THE INSTITUTE OF MEMORY: Cooper Series Theater Event
The Department of Theater and the William J. Cooper Foundation are proud to host a week-long residency focused around performances of THE INSTITUTE OF MEMORY (TIMe), an original work created by director/designer/visual artist Lars Jan ’00 and his Los Angeles-based performance company Early Morning Opera. A combination of autobiography, investigative journalism, and detective story, THE INSTITUTE OF MEMORY confronts the audience with urgent questions about the larger spiritual consequences of political terror, trauma, and privacy in the digital age–and the temptation of simply ignoring them. THE INSTITUTE OF MEMORY has toured the country and internationally to critical acclaim since 2016.
LOS ANGELES MAGAZINE has called it “trademark Jan, art of the kind of beautiful originality for which he has come to be known.”
THE NEW YORK TIMES described TIMe as: “Presented with dazzling stagecraft.
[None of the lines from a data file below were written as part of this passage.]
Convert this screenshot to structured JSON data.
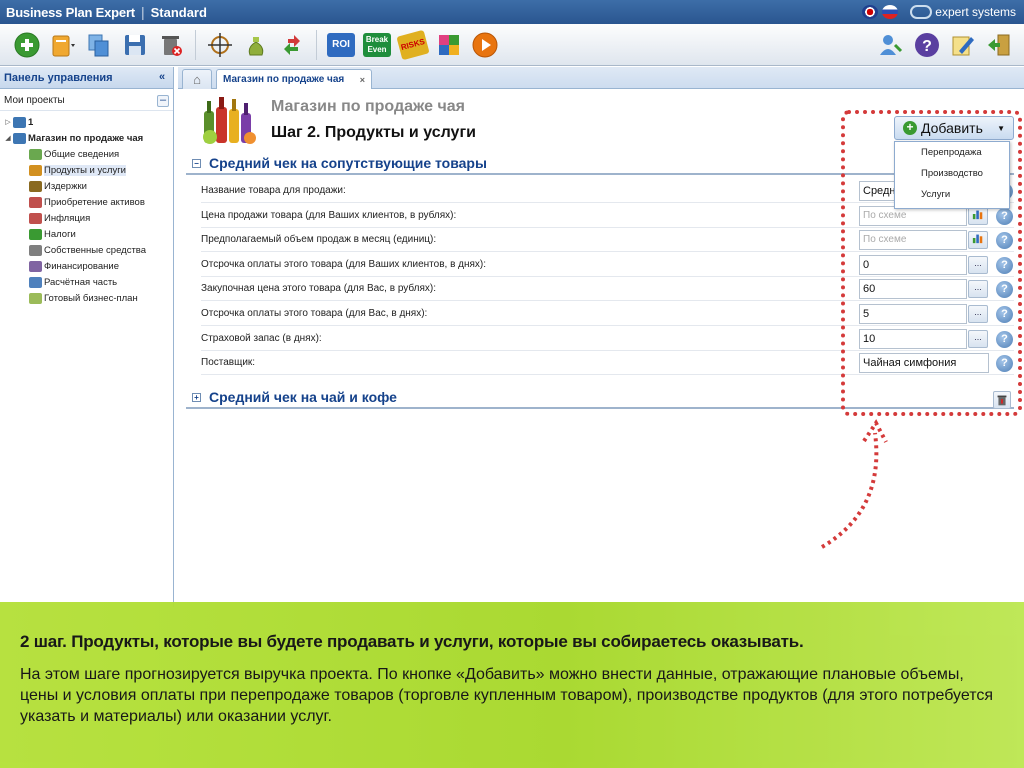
{
  "titlebar": {
    "app_name": "Business Plan Expert",
    "edition": "Standard",
    "brand": "expert systems"
  },
  "left_panel": {
    "title": "Панель управления",
    "collapse_glyph": "«",
    "subheader": "Мои проекты",
    "subheader_toggle": "–",
    "tree": [
      {
        "label": "1",
        "level": 1,
        "bold": true,
        "expander": "▷"
      },
      {
        "label": "Магазин по продаже чая",
        "level": 1,
        "bold": true,
        "expander": "◢"
      },
      {
        "label": "Общие сведения",
        "level": 2
      },
      {
        "label": "Продукты и услуги",
        "level": 2,
        "selected": true
      },
      {
        "label": "Издержки",
        "level": 2
      },
      {
        "label": "Приобретение активов",
        "level": 2
      },
      {
        "label": "Инфляция",
        "level": 2
      },
      {
        "label": "Налоги",
        "level": 2
      },
      {
        "label": "Собственные средства",
        "level": 2
      },
      {
        "label": "Финансирование",
        "level": 2
      },
      {
        "label": "Расчётная часть",
        "level": 2
      },
      {
        "label": "Готовый бизнес-план",
        "level": 2
      }
    ]
  },
  "tabs": {
    "home_glyph": "⌂",
    "project_tab": "Магазин по продаже чая",
    "close_glyph": "×"
  },
  "header": {
    "project_title": "Магазин по продаже чая",
    "step_title": "Шаг 2. Продукты и услуги"
  },
  "add_button": {
    "label": "Добавить",
    "menu": [
      "Перепродажа",
      "Производство",
      "Услуги"
    ]
  },
  "section1": {
    "title": "Средний чек на сопутствующие товары",
    "toggle": "−",
    "rows": [
      {
        "label": "Название товара для продажи:",
        "value": "Средн"
      },
      {
        "label": "Цена продажи товара (для Ваших клиентов, в рублях):",
        "value": "По схеме"
      },
      {
        "label": "Предполагаемый объем продаж в месяц (единиц):",
        "value": "По схеме"
      },
      {
        "label": "Отсрочка оплаты этого товара (для Ваших клиентов, в днях):",
        "value": "0"
      },
      {
        "label": "Закупочная цена этого товара (для Вас, в рублях):",
        "value": "60"
      },
      {
        "label": "Отсрочка оплаты этого товара (для Вас, в днях):",
        "value": "5"
      },
      {
        "label": "Страховой запас (в днях):",
        "value": "10"
      },
      {
        "label": "Поставщик:",
        "value": "Чайная симфония"
      }
    ],
    "dots_glyph": "...",
    "help_glyph": "?"
  },
  "section2": {
    "title": "Средний чек на чай и кофе",
    "toggle": "+"
  },
  "toolbar": {
    "roi_label": "ROI",
    "breakeven_label": "Break Even",
    "risks_label": "RISKS"
  },
  "note": {
    "heading": "2 шаг. Продукты, которые вы будете продавать и услуги, которые вы собираетесь оказывать.",
    "body": "На этом шаге прогнозируется выручка проекта. По кнопке «Добавить» можно внести данные, отражающие плановые объемы, цены и условия оплаты при перепродаже товаров (торговле купленным товаром), производстве продуктов (для этого потребуется указать и материалы) или оказании услуг."
  },
  "colors": {
    "titlebar": "#2f5e9a",
    "accent_blue": "#15428b",
    "note_green": "#a8d82c",
    "callout_red": "#d43a3a"
  }
}
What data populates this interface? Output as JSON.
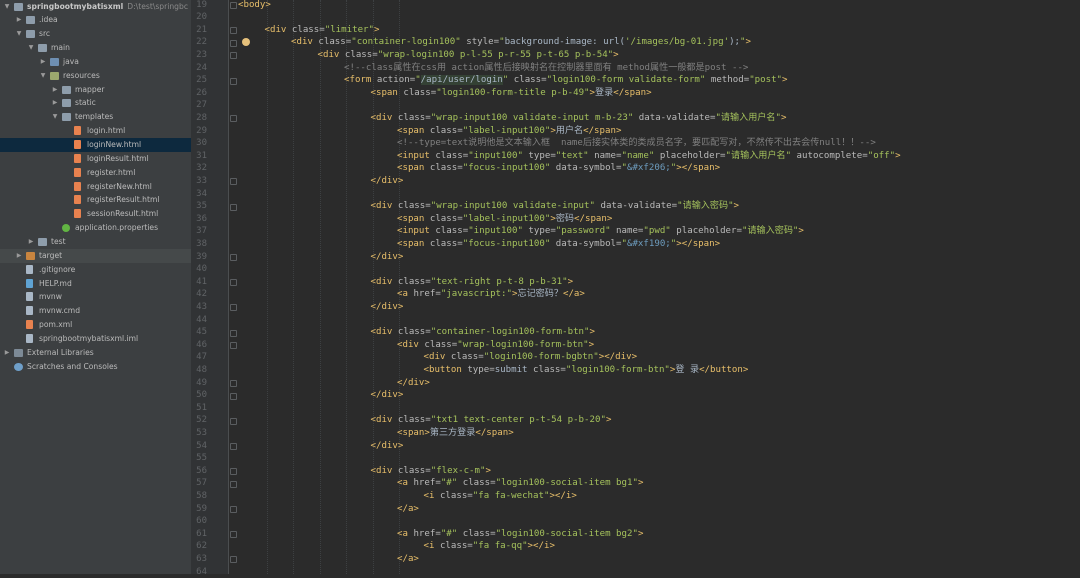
{
  "project_tree": [
    {
      "label": "springbootmybatisxml",
      "path": "D:\\test\\springbc",
      "depth": 0,
      "arrow": "down",
      "icon": "folder",
      "bold": true
    },
    {
      "label": ".idea",
      "depth": 1,
      "arrow": "right",
      "icon": "folder"
    },
    {
      "label": "src",
      "depth": 1,
      "arrow": "down",
      "icon": "folder"
    },
    {
      "label": "main",
      "depth": 2,
      "arrow": "down",
      "icon": "folder"
    },
    {
      "label": "java",
      "depth": 3,
      "arrow": "right",
      "icon": "folder src"
    },
    {
      "label": "resources",
      "depth": 3,
      "arrow": "down",
      "icon": "folder res"
    },
    {
      "label": "mapper",
      "depth": 4,
      "arrow": "right",
      "icon": "folder"
    },
    {
      "label": "static",
      "depth": 4,
      "arrow": "right",
      "icon": "folder"
    },
    {
      "label": "templates",
      "depth": 4,
      "arrow": "down",
      "icon": "folder"
    },
    {
      "label": "login.html",
      "depth": 5,
      "icon": "html"
    },
    {
      "label": "loginNew.html",
      "depth": 5,
      "icon": "html",
      "selected": true
    },
    {
      "label": "loginResult.html",
      "depth": 5,
      "icon": "html"
    },
    {
      "label": "register.html",
      "depth": 5,
      "icon": "html"
    },
    {
      "label": "registerNew.html",
      "depth": 5,
      "icon": "html"
    },
    {
      "label": "registerResult.html",
      "depth": 5,
      "icon": "html"
    },
    {
      "label": "sessionResult.html",
      "depth": 5,
      "icon": "html"
    },
    {
      "label": "application.properties",
      "depth": 4,
      "icon": "props"
    },
    {
      "label": "test",
      "depth": 2,
      "arrow": "right",
      "icon": "folder"
    },
    {
      "label": "target",
      "depth": 1,
      "arrow": "right",
      "icon": "folder tgt",
      "excluded": true
    },
    {
      "label": ".gitignore",
      "depth": 1,
      "icon": "file"
    },
    {
      "label": "HELP.md",
      "depth": 1,
      "icon": "md"
    },
    {
      "label": "mvnw",
      "depth": 1,
      "icon": "file"
    },
    {
      "label": "mvnw.cmd",
      "depth": 1,
      "icon": "file"
    },
    {
      "label": "pom.xml",
      "depth": 1,
      "icon": "xml"
    },
    {
      "label": "springbootmybatisxml.iml",
      "depth": 1,
      "icon": "file"
    },
    {
      "label": "External Libraries",
      "depth": 0,
      "arrow": "right",
      "icon": "lib"
    },
    {
      "label": "Scratches and Consoles",
      "depth": 0,
      "icon": "scratch"
    }
  ],
  "editor": {
    "first_line": 19,
    "lines": [
      {
        "indent": 0,
        "tokens": [
          [
            "tag",
            "<body>"
          ]
        ]
      },
      {
        "indent": 0,
        "tokens": []
      },
      {
        "indent": 1,
        "tokens": [
          [
            "tag",
            "<div "
          ],
          [
            "attr",
            "class="
          ],
          [
            "str",
            "\"limiter\""
          ],
          [
            "tag",
            ">"
          ]
        ]
      },
      {
        "indent": 2,
        "tokens": [
          [
            "tag",
            "<div "
          ],
          [
            "attr",
            "class="
          ],
          [
            "str",
            "\"container-login100\" "
          ],
          [
            "attr",
            "style="
          ],
          [
            "str",
            "\""
          ],
          [
            "txt",
            "background-image"
          ],
          [
            "txt",
            ": url("
          ],
          [
            "str",
            "'/images/bg-01.jpg'"
          ],
          [
            "txt",
            ");"
          ],
          [
            "str",
            "\""
          ],
          [
            "tag",
            ">"
          ]
        ]
      },
      {
        "indent": 3,
        "tokens": [
          [
            "tag",
            "<div "
          ],
          [
            "attr",
            "class="
          ],
          [
            "str",
            "\"wrap-login100 p-l-55 p-r-55 p-t-65 p-b-54\""
          ],
          [
            "tag",
            ">"
          ]
        ]
      },
      {
        "indent": 4,
        "tokens": [
          [
            "cmt",
            "<!--class属性在css用 action属性后接映射名在控制器里面有 method属性一般都是post -->"
          ]
        ]
      },
      {
        "indent": 4,
        "tokens": [
          [
            "tag",
            "<form "
          ],
          [
            "attr",
            "action="
          ],
          [
            "str",
            "\""
          ],
          [
            "hl",
            "/api/user/login"
          ],
          [
            "str",
            "\" "
          ],
          [
            "attr",
            "class="
          ],
          [
            "str",
            "\"login100-form validate-form\" "
          ],
          [
            "attr",
            "method="
          ],
          [
            "str",
            "\"post\""
          ],
          [
            "tag",
            ">"
          ]
        ]
      },
      {
        "indent": 5,
        "tokens": [
          [
            "tag",
            "<span "
          ],
          [
            "attr",
            "class="
          ],
          [
            "str",
            "\"login100-form-title p-b-49\""
          ],
          [
            "tag",
            ">"
          ],
          [
            "txt",
            "登录"
          ],
          [
            "tag",
            "</span>"
          ]
        ]
      },
      {
        "indent": 0,
        "tokens": []
      },
      {
        "indent": 5,
        "tokens": [
          [
            "tag",
            "<div "
          ],
          [
            "attr",
            "class="
          ],
          [
            "str",
            "\"wrap-input100 validate-input m-b-23\" "
          ],
          [
            "attr",
            "data-validate="
          ],
          [
            "str",
            "\"请输入用户名\""
          ],
          [
            "tag",
            ">"
          ]
        ]
      },
      {
        "indent": 6,
        "tokens": [
          [
            "tag",
            "<span "
          ],
          [
            "attr",
            "class="
          ],
          [
            "str",
            "\"label-input100\""
          ],
          [
            "tag",
            ">"
          ],
          [
            "txt",
            "用户名"
          ],
          [
            "tag",
            "</span>"
          ]
        ]
      },
      {
        "indent": 6,
        "tokens": [
          [
            "cmt",
            "<!--type=text说明他是文本输入框  name后接实体类的类成员名字，要匹配写对，不然传不出去会传null！！-->"
          ]
        ]
      },
      {
        "indent": 6,
        "tokens": [
          [
            "tag",
            "<input "
          ],
          [
            "attr",
            "class="
          ],
          [
            "str",
            "\"input100\" "
          ],
          [
            "attr",
            "type="
          ],
          [
            "str",
            "\"text\" "
          ],
          [
            "attr",
            "name="
          ],
          [
            "str",
            "\"name\" "
          ],
          [
            "attr",
            "placeholder="
          ],
          [
            "str",
            "\"请输入用户名\" "
          ],
          [
            "attr",
            "autocomplete="
          ],
          [
            "str",
            "\"off\""
          ],
          [
            "tag",
            ">"
          ]
        ]
      },
      {
        "indent": 6,
        "tokens": [
          [
            "tag",
            "<span "
          ],
          [
            "attr",
            "class="
          ],
          [
            "str",
            "\"focus-input100\" "
          ],
          [
            "attr",
            "data-symbol="
          ],
          [
            "str",
            "\""
          ],
          [
            "ent",
            "&#xf206;"
          ],
          [
            "str",
            "\""
          ],
          [
            "tag",
            "></span>"
          ]
        ]
      },
      {
        "indent": 5,
        "tokens": [
          [
            "tag",
            "</div>"
          ]
        ]
      },
      {
        "indent": 0,
        "tokens": []
      },
      {
        "indent": 5,
        "tokens": [
          [
            "tag",
            "<div "
          ],
          [
            "attr",
            "class="
          ],
          [
            "str",
            "\"wrap-input100 validate-input\" "
          ],
          [
            "attr",
            "data-validate="
          ],
          [
            "str",
            "\"请输入密码\""
          ],
          [
            "tag",
            ">"
          ]
        ]
      },
      {
        "indent": 6,
        "tokens": [
          [
            "tag",
            "<span "
          ],
          [
            "attr",
            "class="
          ],
          [
            "str",
            "\"label-input100\""
          ],
          [
            "tag",
            ">"
          ],
          [
            "txt",
            "密码"
          ],
          [
            "tag",
            "</span>"
          ]
        ]
      },
      {
        "indent": 6,
        "tokens": [
          [
            "tag",
            "<input "
          ],
          [
            "attr",
            "class="
          ],
          [
            "str",
            "\"input100\" "
          ],
          [
            "attr",
            "type="
          ],
          [
            "str",
            "\"password\" "
          ],
          [
            "attr",
            "name="
          ],
          [
            "str",
            "\"pwd\" "
          ],
          [
            "attr",
            "placeholder="
          ],
          [
            "str",
            "\"请输入密码\""
          ],
          [
            "tag",
            ">"
          ]
        ]
      },
      {
        "indent": 6,
        "tokens": [
          [
            "tag",
            "<span "
          ],
          [
            "attr",
            "class="
          ],
          [
            "str",
            "\"focus-input100\" "
          ],
          [
            "attr",
            "data-symbol="
          ],
          [
            "str",
            "\""
          ],
          [
            "ent",
            "&#xf190;"
          ],
          [
            "str",
            "\""
          ],
          [
            "tag",
            "></span>"
          ]
        ]
      },
      {
        "indent": 5,
        "tokens": [
          [
            "tag",
            "</div>"
          ]
        ]
      },
      {
        "indent": 0,
        "tokens": []
      },
      {
        "indent": 5,
        "tokens": [
          [
            "tag",
            "<div "
          ],
          [
            "attr",
            "class="
          ],
          [
            "str",
            "\"text-right p-t-8 p-b-31\""
          ],
          [
            "tag",
            ">"
          ]
        ]
      },
      {
        "indent": 6,
        "tokens": [
          [
            "tag",
            "<a "
          ],
          [
            "attr",
            "href="
          ],
          [
            "str",
            "\"javascript:\""
          ],
          [
            "tag",
            ">"
          ],
          [
            "txt",
            "忘记密码？"
          ],
          [
            "tag",
            "</a>"
          ]
        ]
      },
      {
        "indent": 5,
        "tokens": [
          [
            "tag",
            "</div>"
          ]
        ]
      },
      {
        "indent": 0,
        "tokens": []
      },
      {
        "indent": 5,
        "tokens": [
          [
            "tag",
            "<div "
          ],
          [
            "attr",
            "class="
          ],
          [
            "str",
            "\"container-login100-form-btn\""
          ],
          [
            "tag",
            ">"
          ]
        ]
      },
      {
        "indent": 6,
        "tokens": [
          [
            "tag",
            "<div "
          ],
          [
            "attr",
            "class="
          ],
          [
            "str",
            "\"wrap-login100-form-btn\""
          ],
          [
            "tag",
            ">"
          ]
        ]
      },
      {
        "indent": 7,
        "tokens": [
          [
            "tag",
            "<div "
          ],
          [
            "attr",
            "class="
          ],
          [
            "str",
            "\"login100-form-bgbtn\""
          ],
          [
            "tag",
            "></div>"
          ]
        ]
      },
      {
        "indent": 7,
        "tokens": [
          [
            "tag",
            "<button "
          ],
          [
            "attr",
            "type="
          ],
          [
            "txt",
            "submit "
          ],
          [
            "attr",
            "class="
          ],
          [
            "str",
            "\"login100-form-btn\""
          ],
          [
            "tag",
            ">"
          ],
          [
            "txt",
            "登 录"
          ],
          [
            "tag",
            "</button>"
          ]
        ]
      },
      {
        "indent": 6,
        "tokens": [
          [
            "tag",
            "</div>"
          ]
        ]
      },
      {
        "indent": 5,
        "tokens": [
          [
            "tag",
            "</div>"
          ]
        ]
      },
      {
        "indent": 0,
        "tokens": []
      },
      {
        "indent": 5,
        "tokens": [
          [
            "tag",
            "<div "
          ],
          [
            "attr",
            "class="
          ],
          [
            "str",
            "\"txt1 text-center p-t-54 p-b-20\""
          ],
          [
            "tag",
            ">"
          ]
        ]
      },
      {
        "indent": 6,
        "tokens": [
          [
            "tag",
            "<span>"
          ],
          [
            "txt",
            "第三方登录"
          ],
          [
            "tag",
            "</span>"
          ]
        ]
      },
      {
        "indent": 5,
        "tokens": [
          [
            "tag",
            "</div>"
          ]
        ]
      },
      {
        "indent": 0,
        "tokens": []
      },
      {
        "indent": 5,
        "tokens": [
          [
            "tag",
            "<div "
          ],
          [
            "attr",
            "class="
          ],
          [
            "str",
            "\"flex-c-m\""
          ],
          [
            "tag",
            ">"
          ]
        ]
      },
      {
        "indent": 6,
        "tokens": [
          [
            "tag",
            "<a "
          ],
          [
            "attr",
            "href="
          ],
          [
            "str",
            "\"#\" "
          ],
          [
            "attr",
            "class="
          ],
          [
            "str",
            "\"login100-social-item bg1\""
          ],
          [
            "tag",
            ">"
          ]
        ]
      },
      {
        "indent": 7,
        "tokens": [
          [
            "tag",
            "<i "
          ],
          [
            "attr",
            "class="
          ],
          [
            "str",
            "\"fa fa-wechat\""
          ],
          [
            "tag",
            "></i>"
          ]
        ]
      },
      {
        "indent": 6,
        "tokens": [
          [
            "tag",
            "</a>"
          ]
        ]
      },
      {
        "indent": 0,
        "tokens": []
      },
      {
        "indent": 6,
        "tokens": [
          [
            "tag",
            "<a "
          ],
          [
            "attr",
            "href="
          ],
          [
            "str",
            "\"#\" "
          ],
          [
            "attr",
            "class="
          ],
          [
            "str",
            "\"login100-social-item bg2\""
          ],
          [
            "tag",
            ">"
          ]
        ]
      },
      {
        "indent": 7,
        "tokens": [
          [
            "tag",
            "<i "
          ],
          [
            "attr",
            "class="
          ],
          [
            "str",
            "\"fa fa-qq\""
          ],
          [
            "tag",
            "></i>"
          ]
        ]
      },
      {
        "indent": 6,
        "tokens": [
          [
            "tag",
            "</a>"
          ]
        ]
      },
      {
        "indent": 0,
        "tokens": []
      }
    ]
  },
  "colors": {
    "tag": "#e8bf6a",
    "attr": "#bababa",
    "string": "#a5c25c",
    "comment": "#808080",
    "text": "#a9b7c6",
    "background": "#2b2b2b",
    "tree_bg": "#3c3f41",
    "selection": "#0d293e"
  }
}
As a broader exploration of whether a human being can be altered all the way down to his cells and synapses by the nature of the times he has lived through, the piece is startling and disturbing.”
Jan’s adaptation of Joan Didion’s THE WHITE ALBUM was recently
premiered at the Brooklyn Academy of Music. He is the first person to get permission from the author to adapt the piece for performance.
Lars Jan majored in Theater and English Literature at Swarthmore, and is currently on the theater faculty of the California School of the
Arts (CalArts) outside Los Angeles. He has been active as a director and integrated media designer in Philadelphia since he graduated from the College in 2000.
Performances of THE INSTITUTE OF MEMORY will take place in the Pearson-Hall Theatre in the Lang Performing Arts Center on Friday, Feb. 1, @ 5 pm, and Saturday, Feb. 2, @ 7 pm. The performance lasts about 80 minutes, and the opening show on Friday will be followed by a reception in the LPAC lobby. The Saturday performance will be followed by a post-show discussion with Lars Jan moderated by Prof. Allen Kuharski of the Theater Department.
Both performances are free and open to the public without advance reservation.
Funding support for the residency is also provided by the New England Foundation for the Arts (NEFA). TIMe was originally commissioned by the Adam Mickiewicz Institute/CULTURE.PL in Warsaw. Campus co-sponsors for the residency include the Departments of English Literature, Film & Media Studies, Music & Dance, Modern Languages & Literatures (Russian Section), History, Peace & Conflict Studies.